What Can You Cook in a Used Commercial Pizza Oven?
While pizza-making will likely be the bread-and-butter of your used commercial pizza oven purchase, don’t forget how convenient high-heat cooking in a huge appliance can be; many restaurants use spare cooking cycles in the pizza oven for all sorts of different things, from toasting sandwiches to roasting vegetables to baking chicken wings.
The high, even heat of a commercial pizza oven makes it an ideal vehicle for a variety of uses, especially since you’re probably going to keep it running all day, anyway, burning electricity or propane.
How Do You Evaluate a Used Commercial Pizza Oven?

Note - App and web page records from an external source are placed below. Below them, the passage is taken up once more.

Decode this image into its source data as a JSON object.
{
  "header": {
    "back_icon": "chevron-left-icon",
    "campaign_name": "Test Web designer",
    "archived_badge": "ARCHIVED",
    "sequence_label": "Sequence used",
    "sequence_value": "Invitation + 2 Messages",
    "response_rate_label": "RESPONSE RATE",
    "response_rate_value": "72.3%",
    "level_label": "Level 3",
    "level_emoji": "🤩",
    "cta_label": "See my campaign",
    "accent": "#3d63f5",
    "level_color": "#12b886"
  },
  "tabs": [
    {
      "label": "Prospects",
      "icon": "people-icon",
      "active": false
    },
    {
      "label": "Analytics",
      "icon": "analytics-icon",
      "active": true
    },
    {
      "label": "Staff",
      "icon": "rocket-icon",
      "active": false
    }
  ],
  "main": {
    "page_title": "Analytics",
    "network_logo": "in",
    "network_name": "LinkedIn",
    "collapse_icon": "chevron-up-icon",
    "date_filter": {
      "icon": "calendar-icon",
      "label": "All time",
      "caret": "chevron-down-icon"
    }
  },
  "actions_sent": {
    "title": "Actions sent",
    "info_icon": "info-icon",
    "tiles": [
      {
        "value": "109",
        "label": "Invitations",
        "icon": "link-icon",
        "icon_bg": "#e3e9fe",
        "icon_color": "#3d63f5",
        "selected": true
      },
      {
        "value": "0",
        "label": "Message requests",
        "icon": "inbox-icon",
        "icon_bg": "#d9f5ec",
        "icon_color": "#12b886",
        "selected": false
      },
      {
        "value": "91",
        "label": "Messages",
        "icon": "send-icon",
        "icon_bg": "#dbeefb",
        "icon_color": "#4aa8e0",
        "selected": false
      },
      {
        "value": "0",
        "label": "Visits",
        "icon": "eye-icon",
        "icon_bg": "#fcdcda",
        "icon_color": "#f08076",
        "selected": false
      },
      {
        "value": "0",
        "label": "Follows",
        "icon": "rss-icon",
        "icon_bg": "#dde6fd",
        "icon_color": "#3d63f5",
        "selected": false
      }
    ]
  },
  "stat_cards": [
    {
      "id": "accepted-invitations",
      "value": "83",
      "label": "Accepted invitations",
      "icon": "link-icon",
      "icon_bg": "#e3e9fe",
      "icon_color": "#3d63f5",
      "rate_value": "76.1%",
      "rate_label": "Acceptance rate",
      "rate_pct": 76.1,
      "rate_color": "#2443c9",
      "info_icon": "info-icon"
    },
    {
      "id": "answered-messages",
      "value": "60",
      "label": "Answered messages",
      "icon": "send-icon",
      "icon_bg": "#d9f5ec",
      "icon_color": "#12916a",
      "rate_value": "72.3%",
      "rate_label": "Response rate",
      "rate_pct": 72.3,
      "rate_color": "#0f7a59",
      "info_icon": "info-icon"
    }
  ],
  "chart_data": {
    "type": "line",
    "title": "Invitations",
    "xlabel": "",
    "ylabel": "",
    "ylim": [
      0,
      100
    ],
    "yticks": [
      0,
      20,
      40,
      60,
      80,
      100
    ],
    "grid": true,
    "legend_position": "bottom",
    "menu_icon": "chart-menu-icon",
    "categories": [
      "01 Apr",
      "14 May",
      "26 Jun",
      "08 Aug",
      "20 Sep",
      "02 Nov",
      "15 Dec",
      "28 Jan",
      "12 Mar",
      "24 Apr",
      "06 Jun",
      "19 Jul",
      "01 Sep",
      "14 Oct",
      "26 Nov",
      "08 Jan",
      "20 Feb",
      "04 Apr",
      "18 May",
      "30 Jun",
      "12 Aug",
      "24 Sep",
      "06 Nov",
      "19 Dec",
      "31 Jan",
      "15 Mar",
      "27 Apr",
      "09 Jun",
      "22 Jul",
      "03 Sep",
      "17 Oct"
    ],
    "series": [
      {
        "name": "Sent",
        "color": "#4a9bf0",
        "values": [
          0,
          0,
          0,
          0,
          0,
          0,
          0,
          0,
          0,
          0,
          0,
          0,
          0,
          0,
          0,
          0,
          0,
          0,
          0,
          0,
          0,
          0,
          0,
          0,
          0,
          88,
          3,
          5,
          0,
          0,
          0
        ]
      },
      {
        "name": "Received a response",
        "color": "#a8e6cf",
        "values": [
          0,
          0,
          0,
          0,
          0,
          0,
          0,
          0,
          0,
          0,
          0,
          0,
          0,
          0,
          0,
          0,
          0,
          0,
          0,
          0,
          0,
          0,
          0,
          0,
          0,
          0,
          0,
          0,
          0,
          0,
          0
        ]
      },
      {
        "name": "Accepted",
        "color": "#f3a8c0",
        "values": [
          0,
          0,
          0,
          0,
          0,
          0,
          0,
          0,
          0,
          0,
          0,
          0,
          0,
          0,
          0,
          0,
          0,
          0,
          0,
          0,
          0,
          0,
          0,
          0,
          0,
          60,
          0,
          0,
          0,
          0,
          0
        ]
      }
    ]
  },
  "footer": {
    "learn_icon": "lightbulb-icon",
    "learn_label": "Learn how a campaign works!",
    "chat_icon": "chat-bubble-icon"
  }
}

Figuring out how to evaluate a used commercial pizza oven can be tricky, especially considering the different types of technology used in the different types of ovens. For conveyor-style ovens, you’ll want to make sure that all moving parts are operating freely, and the seller has maintained a service record of repair calls.
Convection and deck-style ovens are easier to evaluate, because they’re packed with significantly less technology to potentially break down. No matter which type of oven you choose, check for even, consistent temperatures; an infrared thermometer can be an indispensable tool for evaluating “cold spots” in the oven, which could translate into unevenly cooked pizzas and decreased efficiency.
Ask the seller if they have any records regarding the fuel consumption of the oven (either electric or gas) to get a feel for the costs for running the oven.
As with any type of commercial kitchen purchase, be on the lookout for signs in the general condition of your used pizza oven that could point to systematic neglect; an oven with broken hinges or handles, broken door glass, a layer of soot or grease, or big dents in the sides is an oven that wasn’t properly cared for.
If the outside of the oven looks like it’s been through the ringer, it’s a safe bet that maintenance schedules and qualified repairs were likely ignored, as well.
Finally, and this kind of anecdotal, but…don’t be dissuaded by ovens that are a few years (or even decades) old. We’ve seen deck-style pizza ovens made of thousands of pounds of cast iron, with little in the way of technology besides “fire,” that have been in service forever, with no signs of slowing down.
While the cost to have one shipped may be a factor, there’s something to be said for the simplicity and rugged, old-fashioned construction of these types of ovens. Click here to browse our full catalog of used restaurant equipment.